▶ **The problem**
From start to end, write out the following data exactly, apart from its images.

▶ **Data section**
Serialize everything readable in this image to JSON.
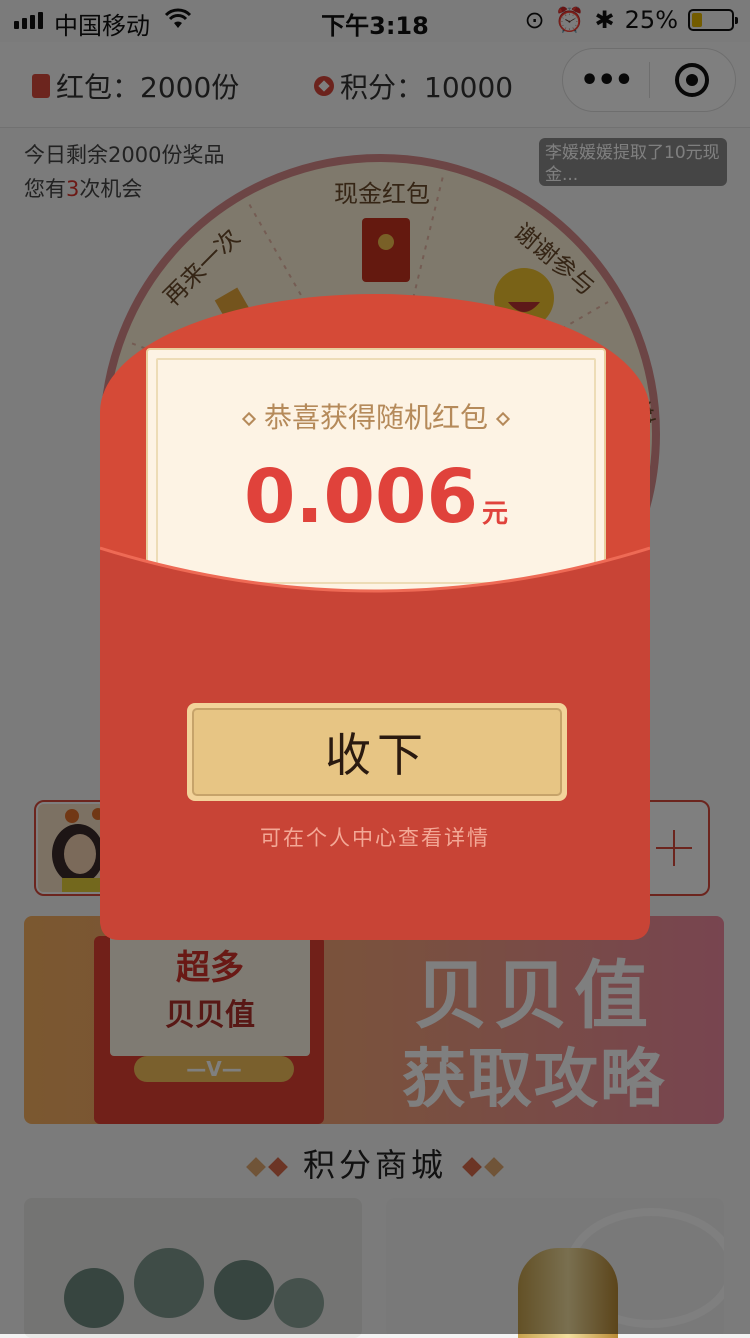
{
  "status_bar": {
    "carrier": "中国移动",
    "time": "下午3:18",
    "battery": "25%",
    "battery_level": 0.25
  },
  "nav": {
    "redpacket_label": "红包：2000份",
    "points_label": "积分：10000"
  },
  "lottery": {
    "remaining_text": "今日剩余2000份奖品",
    "chance_prefix": "您有",
    "chance_count": "3",
    "chance_suffix": "次机会",
    "broadcast": "李媛媛媛提取了10元现金...",
    "wheel_labels": [
      "现金红包",
      "谢谢参与",
      "谢谢",
      "再来一次",
      "参与"
    ]
  },
  "banner": {
    "small_line1": "超多",
    "small_line2": "贝贝值",
    "ribbon": "—V—",
    "big_line1": "贝贝值",
    "big_line2": "获取攻略"
  },
  "mall": {
    "title": "积分商城"
  },
  "modal": {
    "title": "恭喜获得随机红包",
    "amount": "0.006",
    "unit": "元",
    "button_label": "收下",
    "hint": "可在个人中心查看详情"
  },
  "colors": {
    "packet_red": "#d54a37",
    "amount_red": "#e0423b",
    "button_gold": "#e7c584"
  }
}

▶ **Solution to this task**
Serialize everything readable in this image to JSON.
{
  "status_bar": {
    "carrier": "中国移动",
    "time": "下午3:18",
    "battery": "25%",
    "battery_level": 0.25
  },
  "nav": {
    "redpacket_label": "红包：2000份",
    "points_label": "积分：10000"
  },
  "lottery": {
    "remaining_text": "今日剩余2000份奖品",
    "chance_prefix": "您有",
    "chance_count": "3",
    "chance_suffix": "次机会",
    "broadcast": "李媛媛媛提取了10元现金...",
    "wheel_labels": [
      "现金红包",
      "谢谢参与",
      "谢谢",
      "再来一次",
      "参与"
    ]
  },
  "banner": {
    "small_line1": "超多",
    "small_line2": "贝贝值",
    "ribbon": "—V—",
    "big_line1": "贝贝值",
    "big_line2": "获取攻略"
  },
  "mall": {
    "title": "积分商城"
  },
  "modal": {
    "title": "恭喜获得随机红包",
    "amount": "0.006",
    "unit": "元",
    "button_label": "收下",
    "hint": "可在个人中心查看详情"
  },
  "colors": {
    "packet_red": "#d54a37",
    "amount_red": "#e0423b",
    "button_gold": "#e7c584"
  }
}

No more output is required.